**TASK:**
Copy out each line of the data holding "Testosterone".

==========

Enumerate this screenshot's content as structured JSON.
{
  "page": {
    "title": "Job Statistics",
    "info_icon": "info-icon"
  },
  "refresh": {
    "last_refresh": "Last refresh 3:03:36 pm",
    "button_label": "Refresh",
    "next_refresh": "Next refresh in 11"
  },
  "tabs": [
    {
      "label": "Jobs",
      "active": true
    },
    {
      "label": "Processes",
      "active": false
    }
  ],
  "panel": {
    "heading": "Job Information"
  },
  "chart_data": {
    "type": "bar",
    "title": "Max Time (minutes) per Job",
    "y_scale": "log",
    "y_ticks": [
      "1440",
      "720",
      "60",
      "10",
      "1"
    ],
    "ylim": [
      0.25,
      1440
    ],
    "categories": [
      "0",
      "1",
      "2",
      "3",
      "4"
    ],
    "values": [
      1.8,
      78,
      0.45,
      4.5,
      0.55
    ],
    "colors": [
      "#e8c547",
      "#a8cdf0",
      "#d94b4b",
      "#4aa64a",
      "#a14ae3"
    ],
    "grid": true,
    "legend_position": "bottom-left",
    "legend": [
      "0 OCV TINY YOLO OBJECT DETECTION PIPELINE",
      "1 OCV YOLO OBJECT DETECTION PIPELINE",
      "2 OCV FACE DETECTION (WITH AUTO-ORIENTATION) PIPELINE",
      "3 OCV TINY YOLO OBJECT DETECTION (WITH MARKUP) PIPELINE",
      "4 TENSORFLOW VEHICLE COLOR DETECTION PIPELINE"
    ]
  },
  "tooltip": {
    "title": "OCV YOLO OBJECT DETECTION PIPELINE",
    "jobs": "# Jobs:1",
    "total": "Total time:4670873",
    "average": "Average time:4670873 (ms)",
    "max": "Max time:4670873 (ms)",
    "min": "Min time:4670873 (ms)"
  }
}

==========

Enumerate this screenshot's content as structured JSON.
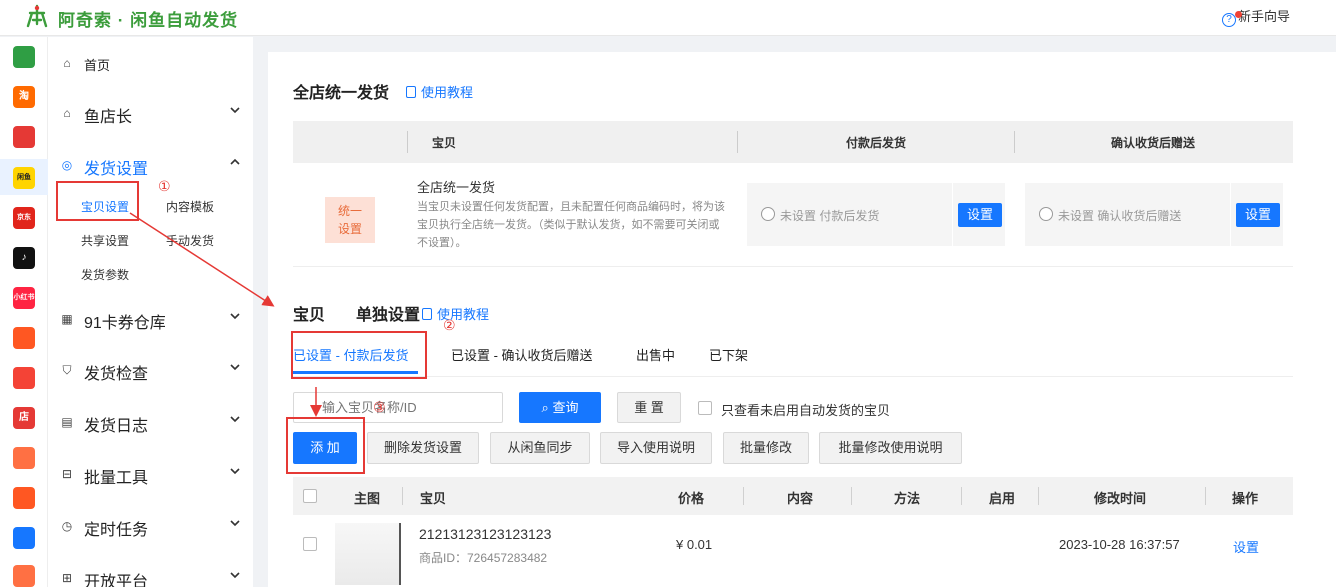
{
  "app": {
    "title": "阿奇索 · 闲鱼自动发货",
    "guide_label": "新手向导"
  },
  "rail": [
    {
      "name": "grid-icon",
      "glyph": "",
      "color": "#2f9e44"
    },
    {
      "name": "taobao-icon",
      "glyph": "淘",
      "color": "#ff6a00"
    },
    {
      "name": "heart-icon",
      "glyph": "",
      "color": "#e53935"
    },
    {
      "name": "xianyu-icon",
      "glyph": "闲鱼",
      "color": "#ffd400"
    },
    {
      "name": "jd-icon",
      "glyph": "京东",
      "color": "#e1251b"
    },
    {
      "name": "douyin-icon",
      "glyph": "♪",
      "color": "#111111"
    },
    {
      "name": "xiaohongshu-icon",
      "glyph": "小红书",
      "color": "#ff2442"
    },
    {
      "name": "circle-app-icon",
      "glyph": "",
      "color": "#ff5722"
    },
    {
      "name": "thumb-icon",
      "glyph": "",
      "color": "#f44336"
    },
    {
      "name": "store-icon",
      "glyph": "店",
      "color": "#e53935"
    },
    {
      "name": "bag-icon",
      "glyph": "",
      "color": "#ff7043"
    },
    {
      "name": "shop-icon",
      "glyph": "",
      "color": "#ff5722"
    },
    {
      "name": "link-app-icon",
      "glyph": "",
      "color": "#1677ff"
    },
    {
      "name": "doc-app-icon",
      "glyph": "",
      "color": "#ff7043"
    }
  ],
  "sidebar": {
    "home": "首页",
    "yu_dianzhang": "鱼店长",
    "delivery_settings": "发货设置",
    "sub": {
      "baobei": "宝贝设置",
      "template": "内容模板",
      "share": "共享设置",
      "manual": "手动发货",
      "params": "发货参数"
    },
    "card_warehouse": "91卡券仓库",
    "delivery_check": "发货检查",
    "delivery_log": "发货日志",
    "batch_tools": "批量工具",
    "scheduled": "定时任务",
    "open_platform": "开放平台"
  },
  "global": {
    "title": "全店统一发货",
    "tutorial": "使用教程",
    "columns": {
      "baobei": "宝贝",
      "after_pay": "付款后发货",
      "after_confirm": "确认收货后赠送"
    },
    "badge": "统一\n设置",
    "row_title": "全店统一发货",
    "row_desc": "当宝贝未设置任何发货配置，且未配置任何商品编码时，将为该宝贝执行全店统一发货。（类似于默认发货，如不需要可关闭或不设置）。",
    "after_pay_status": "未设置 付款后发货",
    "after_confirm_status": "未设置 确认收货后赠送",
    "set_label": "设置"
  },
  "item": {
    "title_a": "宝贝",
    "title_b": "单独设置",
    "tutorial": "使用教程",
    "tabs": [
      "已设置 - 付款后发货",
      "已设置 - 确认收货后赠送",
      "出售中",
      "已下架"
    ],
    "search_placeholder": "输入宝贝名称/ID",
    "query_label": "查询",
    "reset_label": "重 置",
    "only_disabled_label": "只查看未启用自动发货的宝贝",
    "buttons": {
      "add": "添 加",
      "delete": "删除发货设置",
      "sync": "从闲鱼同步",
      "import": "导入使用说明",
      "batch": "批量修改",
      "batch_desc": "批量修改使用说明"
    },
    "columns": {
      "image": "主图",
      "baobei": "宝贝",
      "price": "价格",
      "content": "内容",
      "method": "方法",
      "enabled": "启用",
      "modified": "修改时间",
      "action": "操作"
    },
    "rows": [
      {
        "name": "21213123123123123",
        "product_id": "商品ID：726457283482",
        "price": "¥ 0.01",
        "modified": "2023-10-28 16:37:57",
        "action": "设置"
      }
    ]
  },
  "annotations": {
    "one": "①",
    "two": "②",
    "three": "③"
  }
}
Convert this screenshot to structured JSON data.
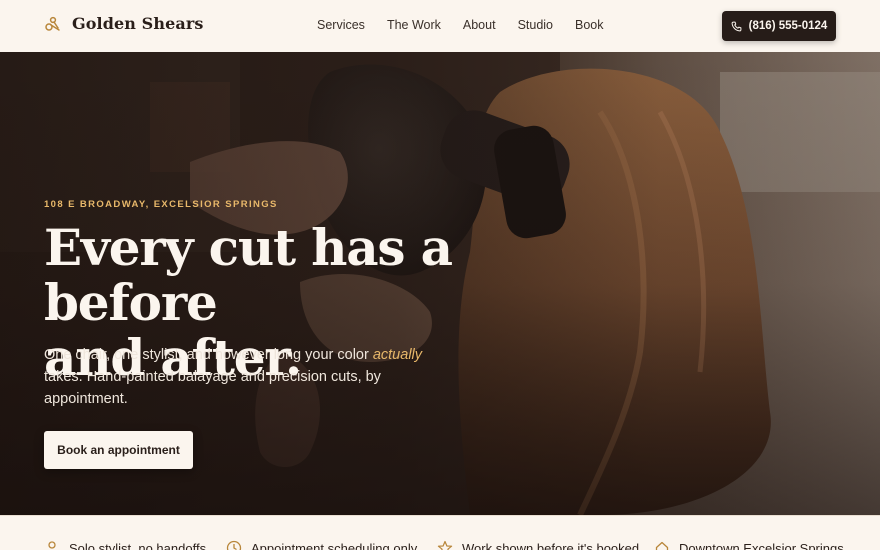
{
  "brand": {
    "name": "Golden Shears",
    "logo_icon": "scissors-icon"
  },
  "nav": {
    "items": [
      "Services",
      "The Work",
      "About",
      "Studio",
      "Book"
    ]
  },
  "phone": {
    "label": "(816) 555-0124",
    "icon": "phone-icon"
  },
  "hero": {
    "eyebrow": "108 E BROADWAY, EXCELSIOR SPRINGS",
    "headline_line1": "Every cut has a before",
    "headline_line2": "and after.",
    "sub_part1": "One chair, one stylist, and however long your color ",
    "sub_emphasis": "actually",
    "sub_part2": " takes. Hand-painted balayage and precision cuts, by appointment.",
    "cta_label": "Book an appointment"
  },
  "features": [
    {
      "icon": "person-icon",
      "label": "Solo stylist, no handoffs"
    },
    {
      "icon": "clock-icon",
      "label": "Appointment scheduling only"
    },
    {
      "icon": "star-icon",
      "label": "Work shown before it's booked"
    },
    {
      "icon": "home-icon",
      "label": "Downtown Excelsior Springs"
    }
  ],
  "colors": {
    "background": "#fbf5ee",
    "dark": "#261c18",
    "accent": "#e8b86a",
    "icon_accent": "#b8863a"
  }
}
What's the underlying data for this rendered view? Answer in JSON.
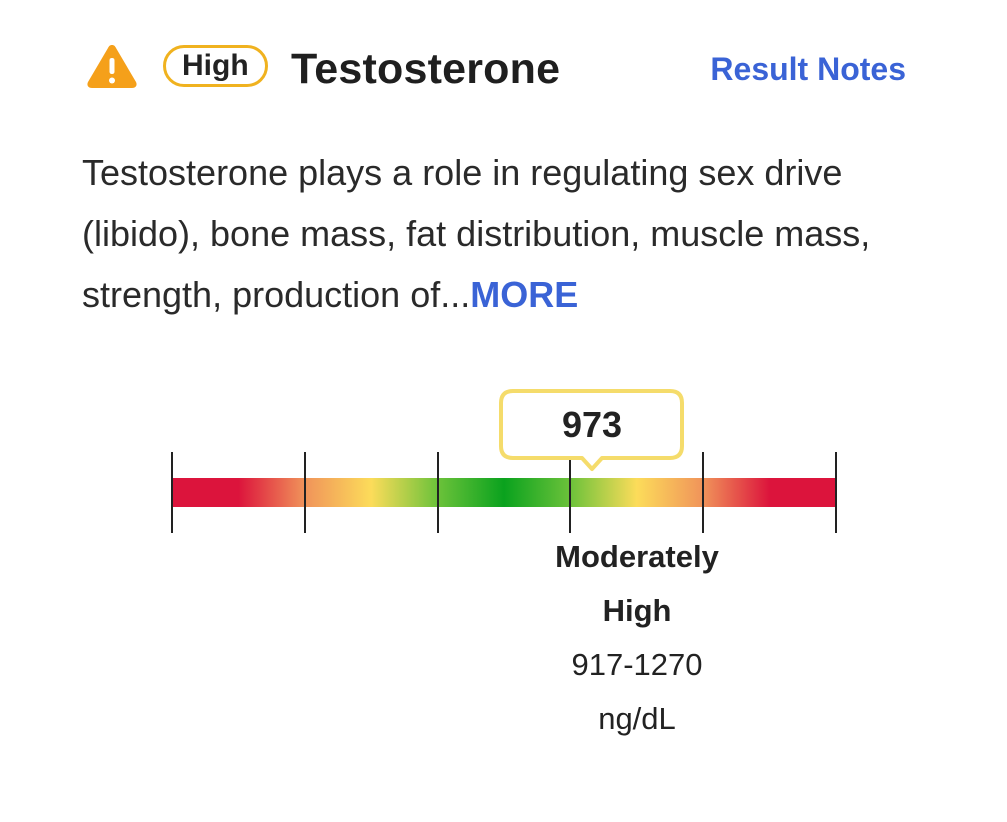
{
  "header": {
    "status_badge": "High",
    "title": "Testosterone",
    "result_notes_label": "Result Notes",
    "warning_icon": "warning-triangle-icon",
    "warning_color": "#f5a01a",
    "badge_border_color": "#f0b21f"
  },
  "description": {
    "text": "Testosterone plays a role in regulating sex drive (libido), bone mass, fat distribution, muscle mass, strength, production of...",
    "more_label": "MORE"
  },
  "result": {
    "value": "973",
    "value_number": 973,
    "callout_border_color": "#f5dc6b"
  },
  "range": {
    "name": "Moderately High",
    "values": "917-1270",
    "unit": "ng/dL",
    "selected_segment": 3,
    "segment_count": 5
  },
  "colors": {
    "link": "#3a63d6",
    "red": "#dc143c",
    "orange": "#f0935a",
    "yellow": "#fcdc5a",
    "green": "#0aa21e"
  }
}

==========

**RESPONSE:**
    "title": "Testosterone",
    "text": "Testosterone plays a role in regulating sex drive (libido), bone mass, fat distribution, muscle mass, strength, production of...",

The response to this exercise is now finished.